Second, the pension scheme should be set up to ensure it meets the requirements of a Qnups in terms of its deed and rules.

The constant changes around pensions, and in particular international pensions, require good professional advice, as the consequence of doing things in the wrong way is a major unexpected tax bill.

Case study: the UK resident

By contributing the maximum amount allowable into his UK pension, James, 45, expects to have a £1m ($1.28m, €1.12m) fund by the time he retires at age 55. He estimates he will require a total income of £60,000 per year in today’s terms to allow him to maintain his lifestyle in retirement.

Assuming James’ pension fund keeps pace with inflation, a £1m fund will provide him with an estimated income of £42,500* per year in today’s terms. To top this up and target a total pension of £60,000 per year, James meets with his adviser to discuss how to do so.

Having agreed their expectations of future inflation and likely investment return, they ask Boal & Co’s actuarial team to calculate the contribution that would be used with the intention of reaching the £60,000 per year at retirement. Our actuaries calculate that an amount of £41,500 per year for 10 years** now would be required to fund the additional £17,500 at retirement.

James makes the contribution into Trinity’s pension scheme. He agrees to meet with his adviser each year to monitor the performance against the assumptions and make any adjustments required. The investment is immediately outside James’ estate for inheritance tax purposes.

*Based on HMRC Govt Actuaries Dept rates at May 2017. **The assumptions used for this example are 2% inflation, 6% investment return and 0.5% product charge.

Case study: the expat

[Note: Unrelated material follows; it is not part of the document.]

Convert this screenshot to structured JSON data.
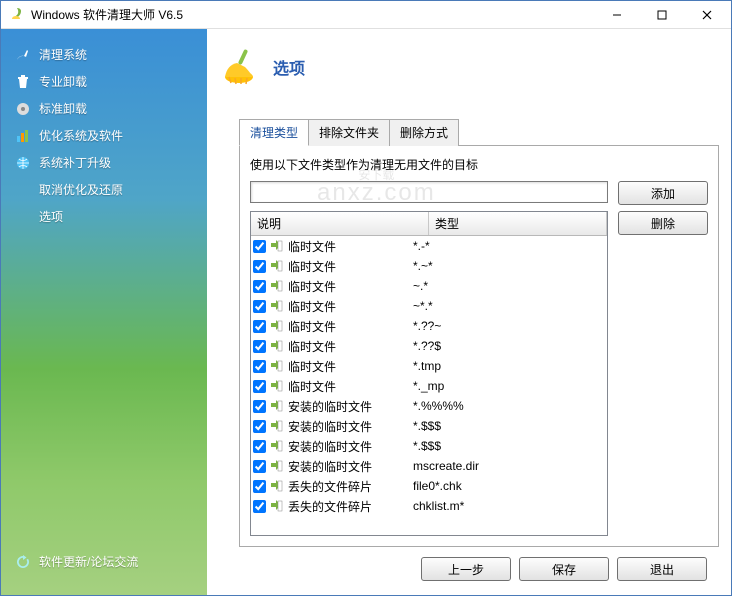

Jane, who is 55, has been working outside of the UK for more than 30 years. She plans to retire and split her time between the UK and the holiday home she shares with her husband in Spain.

She currently has no formal pension arrangements in place at all, although she does have substantial savings that have been built up over the years. She plans on retiring in five years’ time.

Jane and her husband believe that a retirement income of £30,000 per year would suffice in order to maintain their standard of living.

On speaking to their adviser, they agree a suitable investment profile and future expectations. Based on these expectations and assumptions, they ask Boal & Co’s actuarial team to calculate the contribution needed to aim to meet this goal.

In line with the agreed assumptions for factors such as inflation, Boal & Co actuaries calculate this amount to be £460,000*, and Jane contributes this amount into the Trinity pension scheme. Jane and her adviser agree to meet each year to monitor the investment to make sure it is on track and make adjustments as required.

*The assumptions used for this example are 2.5% inflation, 6% investment return and 0.5% product charge.

Further reading:
Five things you need to know about Qnups

By John Batty, technical sales manager, Boal & Co